I’m not sure if I’ve shared this on my blog, but I’ve been volunteering at the London Olympics. I know the Olympics have been quite controversial amongst Londoners, with the amount of money that’s being put into into it at a time when really good services have been cut (and trust me, I say this as someone who works in the women’s sector.) But I’m also a big believer in the ability of sport to be a force for political good in the world. I think of Jesse Owens making a mockery of Hitler’s theories of Aryan supremacy, I think of London in 1948 trying to heal the wounds left by what was most definitely a world-wide war, I think of Australian Peter Norman coming together with Tommie Smith and John Carlos to say that no, actually, it wasn’t ok to take pride in your countrymen’s achievements in the Olympics and then to oppress them back home (political statements are specifically banned at the Olympics, but unlike the Olympic organisers, I think they make the strongest memories.)

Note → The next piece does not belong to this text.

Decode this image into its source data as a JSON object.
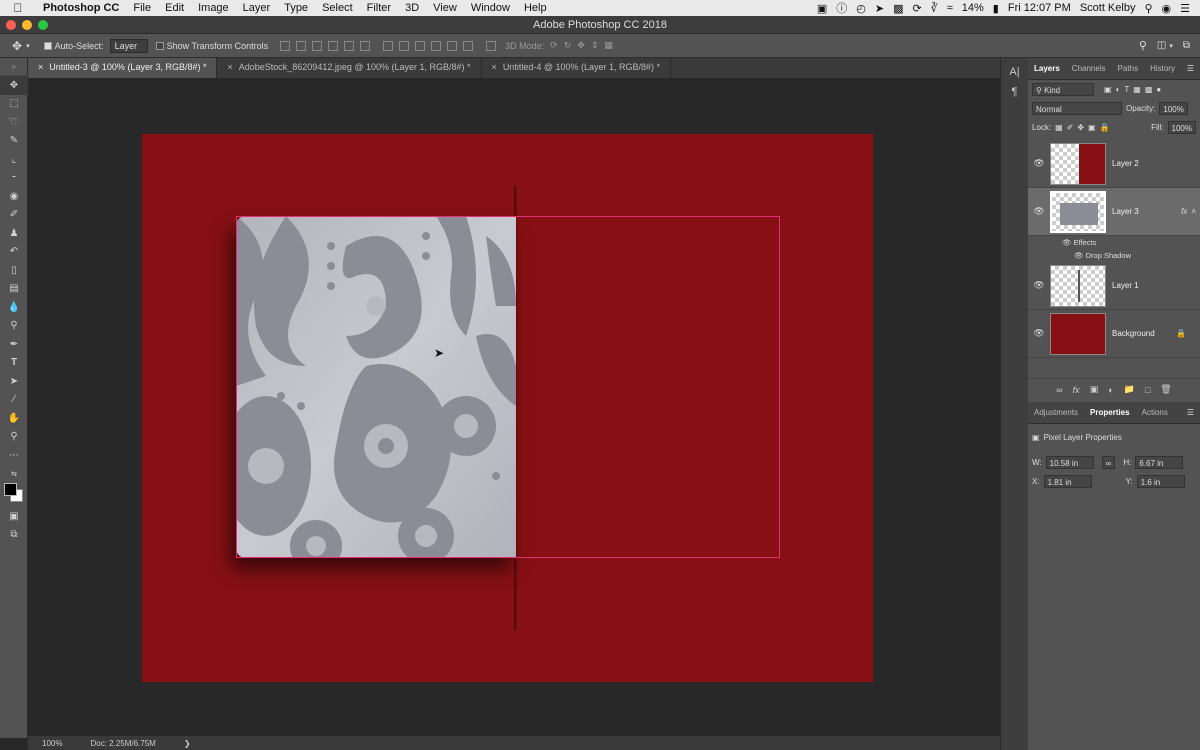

London’s had an amazing feeling these few weeks, with people wiling to pitch in and help out strangers, as well as hardened Londoners talking to each other on the tube about results of the sports and it’s been something I’ve been excited to be a part of.
Since this is a food blog, I thought I’d share my Olympic experience through the food. So, obviously, I have to start with this:
Ladies and gentlemen: the world’s largest McDonald’s. It’s fairly central in Olympic Park, right near the Olympic Stadium. Interestingly, the restaurant is off limits to volunteers and employees and I have it on good authority that the athletes have no interest in setting foot in there, so it’s purely a spectator hangout. See the queue as well..
Here’s some of the food served in the canteen – it was quite hit or miss. Some days it was good (see the below food of vegetarian chili), some days it was horrible. Most days, however, it reminded me of the food in my university’s food hall: semi-decent if mass produced! The real upside to being in the canteen was the atmosphere: the shouts of joy when Nicola Adams won gold and all the staff got on their feet! No one loved the Olympic Games the way the Gamesmakers did!
I had to kick myself to remember I was really at Olympic Park.
Spectators got the more culturally representative (if more pricey!) food over at World Square, which you can see over the backdrop of the Aquatics Centre.
As you know I can’t resist cupcakes, I stopped by Buttercup Cake Shop in Westfied Stratford. Westfield was pretty cool during the Olympics. Most “normal” people were avoiding it, so pretty much everyone walking around was somehow involved with the Games, whether as a spectator, Gamesmaker or athlete. But what really caught my eyes was the shop had made different country cupcakes for the Olympics!
I loved that. Beardy boyfriend tried the red velvet (as there was no Irish cupcake, he had to settle for American!) and I tried the rosewater. Now, I will be honest, I tried rosewater because I’ve been having trouble finding a cupcake which had a taste of rosewater. It’s a really difficult ingredient to use, as it can easily be just a bit too subtle! This cupcake didn’t disappoint (particularly in the delicious buttercream frosting!), but I’m still not sure how particular I am to rosewater now (although they did a great job of using it and any rosewater fan should enjoy!)
It’s been an amazing experience to be a Gamesmaker and one which I’m disappointed is coming to an end. Anyone else been eating anything interesting during the Olympics?